The album is fascinating, and so are the discussions about what it means.
Mercifully, rock has been displaced by hip-hop, with its daring formal innovations, its blistering polemics and its vital role as a sounding board for powerful social movements. A genre aggressively committed to singles, as opposed to the creaky album-and-tour model that rock stubbornly insists upon even at the indie level, hip-hop provides a running commentary on the culture as it happens — a musical newsfeed in real time.
There’s a practical reason for this: While other musicians were whining about their paltry Spotify royalty checks and trying to monetize their fading careers, hip-hop artists gamed the Web in the 2010s and made it their bullhorn and promotional tool. For them, the Internet isn’t a distribution system, or worse, an evil force siphoning money from musicians; it’s their primary medium for artistic expression.
Hip-hop has cornered the market on innovation. No present-day rock musician can compete with Lamar’s astonishing verbal dexterity or his ability to articulate the inchoate rage of his listeners in tracks that take in the full sweep of vernacular music. But superstars such as Lamar don’t really drive hip-hop culture anyway, not when obscure and iconic artists are posting mind-blowing tracks online at a rate that makes rock seem sclerotic by comparison. To take the measure of forward thinking in popular music, you have to pay attention to every culvert and tributary of hip-hop.

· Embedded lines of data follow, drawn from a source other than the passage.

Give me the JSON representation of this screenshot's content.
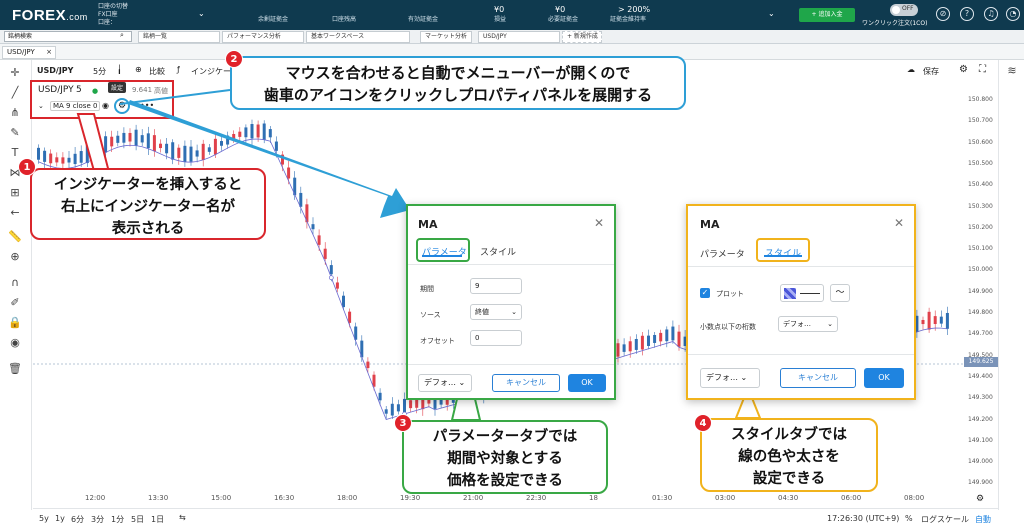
{
  "header": {
    "logo": "FOREX",
    "logo_suffix": ".com",
    "account_lines": [
      "口座の切替",
      "FX口座",
      "口座："
    ],
    "stats": [
      {
        "label": "余剰証拠金",
        "value": ""
      },
      {
        "label": "口座残高",
        "value": ""
      },
      {
        "label": "有効証拠金",
        "value": ""
      },
      {
        "label": "損益",
        "value": "¥0"
      },
      {
        "label": "必要証拠金",
        "value": "¥0"
      },
      {
        "label": "証拠金維持率",
        "value": "> 200%"
      }
    ],
    "deposit_label": "+ 追加入金",
    "oneclick_label": "ワンクリック注文(1CO)",
    "toggle_label": "OFF"
  },
  "nav": {
    "search_placeholder": "銘柄検索",
    "tabs": [
      "銘柄一覧",
      "パフォーマンス分析",
      "基本ワークスペース",
      "マーケット分析",
      "USD/JPY",
      "+ 新規作成"
    ]
  },
  "chart_tab": "USD/JPY",
  "toolbar": {
    "symbol": "USD/JPY",
    "interval": "5分",
    "compare": "比較",
    "indicator": "インジケー",
    "save": "保存"
  },
  "legend": {
    "symbol": "USD/JPY",
    "interval": "5",
    "price_fragment": "9.641",
    "high_label": "高値",
    "ma_label": "MA 9 close 0",
    "tooltip": "設定"
  },
  "y_axis": [
    "150.800",
    "150.700",
    "150.600",
    "150.500",
    "150.400",
    "150.300",
    "150.200",
    "150.100",
    "150.000",
    "149.900",
    "149.800",
    "149.700",
    "149.500",
    "149.400",
    "149.300",
    "149.200",
    "149.100",
    "149.000",
    "149.900"
  ],
  "current_price": "149.625",
  "x_axis": [
    "12:00",
    "13:30",
    "15:00",
    "16:30",
    "18:00",
    "19:30",
    "21:00",
    "22:30",
    "18",
    "01:30",
    "03:00",
    "04:30",
    "06:00",
    "08:00"
  ],
  "bottom": {
    "ranges": [
      "5y",
      "1y",
      "6分",
      "3分",
      "1分",
      "5日",
      "1日"
    ],
    "clock": "17:26:30 (UTC+9)",
    "percent": "%",
    "log": "ログスケール",
    "auto": "自動"
  },
  "callouts": {
    "c1": [
      "インジケーターを挿入すると",
      "右上にインジケーター名が",
      "表示される"
    ],
    "c2": [
      "マウスを合わせると自動でメニューバーが開くので",
      "歯車のアイコンをクリックしプロパティパネルを展開する"
    ],
    "c3": [
      "パラメータータブでは",
      "期間や対象とする",
      "価格を設定できる"
    ],
    "c4": [
      "スタイルタブでは",
      "線の色や太さを",
      "設定できる"
    ],
    "badges": [
      "1",
      "2",
      "3",
      "4"
    ]
  },
  "dialog_param": {
    "title": "MA",
    "tab_param": "パラメータ",
    "tab_style": "スタイル",
    "period_label": "期間",
    "period_value": "9",
    "source_label": "ソース",
    "source_value": "終値",
    "offset_label": "オフセット",
    "offset_value": "0",
    "default_btn": "デフォ…",
    "cancel_btn": "キャンセル",
    "ok_btn": "OK"
  },
  "dialog_style": {
    "title": "MA",
    "tab_param": "パラメータ",
    "tab_style": "スタイル",
    "plot_label": "プロット",
    "decimals_label": "小数点以下の桁数",
    "decimals_value": "デフォ…",
    "default_btn": "デフォ…",
    "cancel_btn": "キャンセル",
    "ok_btn": "OK"
  },
  "colors": {
    "header": "#0f3a4f",
    "red": "#d9262c",
    "blue": "#2e9fd6",
    "green": "#39a845",
    "yellow": "#f1b31c",
    "up": "#e0414b",
    "down": "#2f6fb3",
    "ma": "#6a6ad0"
  }
}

Some music historians might be surprised to learn which compositions earned the prize in the years that birthed Miles Davis’ Kind of Blue (John LaMontaine’s “Concerto for Piano and Orchestra”), or Bruce Springsteen’s Nebraska (Bobby Sessions’ “Concerto for Orchestra”), or Joni Mitchell’s Blue (Mario Davidovsky’s Synchronisms No. 6), or John Coltrane’s A Love Supreme (nothing!).
Most glaringly, it sets the stage for the argument that the prize of the intelligentsia, which has been disinterested in the flow of popular music, may have a shrewder grasp on cultural impact than the Grammys, which for its top honor, Album of the Year, has snubbed not only Lamar—this year and in the past—but every other black hip-hop artist other than Lauryn Hill and OutKast. I certainly did not expect the Pulitzers to be what finally proved the Grammys irrelevant.